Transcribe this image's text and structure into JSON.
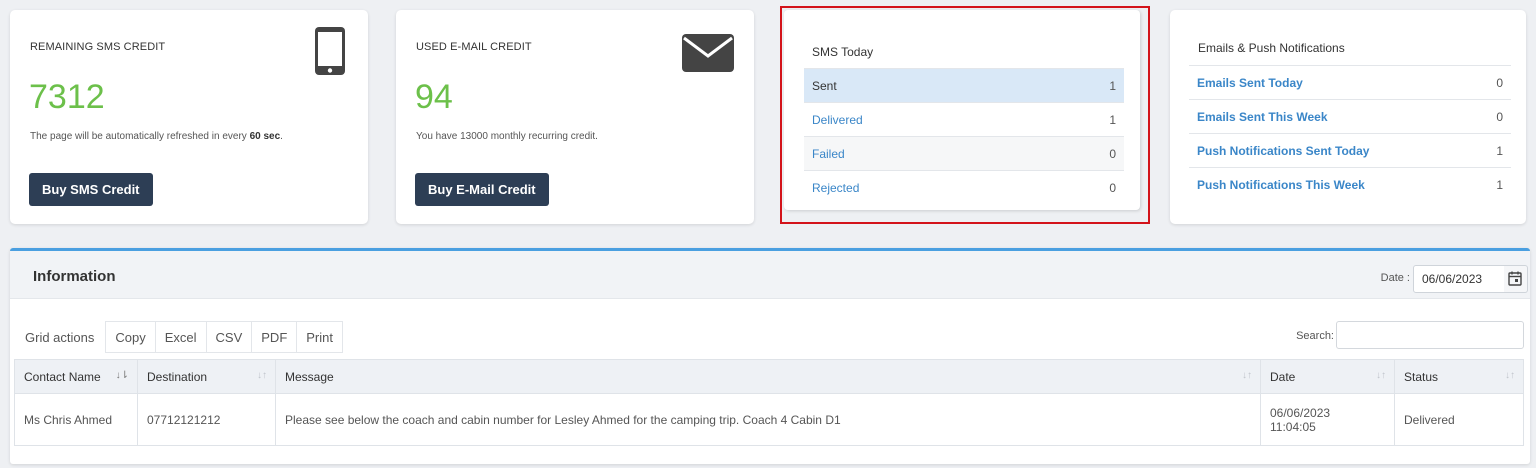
{
  "sms_card": {
    "label": "REMAINING SMS CREDIT",
    "value": "7312",
    "note_prefix": "The page will be automatically refreshed in every ",
    "note_bold": "60 sec",
    "note_suffix": ".",
    "button": "Buy SMS Credit",
    "icon": "smartphone-icon"
  },
  "email_card": {
    "label": "USED E-MAIL CREDIT",
    "value": "94",
    "note": "You have 13000 monthly recurring credit.",
    "button": "Buy E-Mail Credit",
    "icon": "envelope-icon"
  },
  "sms_today": {
    "title": "SMS Today",
    "rows": [
      {
        "label": "Sent",
        "value": "1"
      },
      {
        "label": "Delivered",
        "value": "1"
      },
      {
        "label": "Failed",
        "value": "0"
      },
      {
        "label": "Rejected",
        "value": "0"
      }
    ]
  },
  "push": {
    "title": "Emails & Push Notifications",
    "rows": [
      {
        "label": "Emails Sent Today",
        "value": "0"
      },
      {
        "label": "Emails Sent This Week",
        "value": "0"
      },
      {
        "label": "Push Notifications Sent Today",
        "value": "1"
      },
      {
        "label": "Push Notifications This Week",
        "value": "1"
      }
    ]
  },
  "info": {
    "title": "Information",
    "date_label": "Date :",
    "date_value": "06/06/2023",
    "grid_actions_label": "Grid actions",
    "grid_buttons": [
      "Copy",
      "Excel",
      "CSV",
      "PDF",
      "Print"
    ],
    "search_label": "Search:",
    "columns": [
      "Contact Name",
      "Destination",
      "Message",
      "Date",
      "Status"
    ],
    "rows": [
      {
        "contact": "Ms Chris Ahmed",
        "destination": "07712121212",
        "message": "Please see below the coach and cabin number for Lesley Ahmed for the camping trip. Coach 4 Cabin D1",
        "date": "06/06/2023",
        "time": "11:04:05",
        "status": "Delivered"
      }
    ]
  },
  "colors": {
    "credit_green": "#6cc04a",
    "button_dark": "#2d3e55",
    "link_blue": "#3a86c8",
    "highlight_red": "#d3131a",
    "panel_accent": "#4a9fe0"
  }
}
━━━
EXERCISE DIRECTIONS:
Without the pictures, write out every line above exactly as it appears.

EXERCISE ANSWER:
Transcribe this image's text and structure into JSON.
{
  "sms_card": {
    "label": "REMAINING SMS CREDIT",
    "value": "7312",
    "note_prefix": "The page will be automatically refreshed in every ",
    "note_bold": "60 sec",
    "note_suffix": ".",
    "button": "Buy SMS Credit",
    "icon": "smartphone-icon"
  },
  "email_card": {
    "label": "USED E-MAIL CREDIT",
    "value": "94",
    "note": "You have 13000 monthly recurring credit.",
    "button": "Buy E-Mail Credit",
    "icon": "envelope-icon"
  },
  "sms_today": {
    "title": "SMS Today",
    "rows": [
      {
        "label": "Sent",
        "value": "1"
      },
      {
        "label": "Delivered",
        "value": "1"
      },
      {
        "label": "Failed",
        "value": "0"
      },
      {
        "label": "Rejected",
        "value": "0"
      }
    ]
  },
  "push": {
    "title": "Emails & Push Notifications",
    "rows": [
      {
        "label": "Emails Sent Today",
        "value": "0"
      },
      {
        "label": "Emails Sent This Week",
        "value": "0"
      },
      {
        "label": "Push Notifications Sent Today",
        "value": "1"
      },
      {
        "label": "Push Notifications This Week",
        "value": "1"
      }
    ]
  },
  "info": {
    "title": "Information",
    "date_label": "Date :",
    "date_value": "06/06/2023",
    "grid_actions_label": "Grid actions",
    "grid_buttons": [
      "Copy",
      "Excel",
      "CSV",
      "PDF",
      "Print"
    ],
    "search_label": "Search:",
    "columns": [
      "Contact Name",
      "Destination",
      "Message",
      "Date",
      "Status"
    ],
    "rows": [
      {
        "contact": "Ms Chris Ahmed",
        "destination": "07712121212",
        "message": "Please see below the coach and cabin number for Lesley Ahmed for the camping trip. Coach 4 Cabin D1",
        "date": "06/06/2023",
        "time": "11:04:05",
        "status": "Delivered"
      }
    ]
  },
  "colors": {
    "credit_green": "#6cc04a",
    "button_dark": "#2d3e55",
    "link_blue": "#3a86c8",
    "highlight_red": "#d3131a",
    "panel_accent": "#4a9fe0"
  }
}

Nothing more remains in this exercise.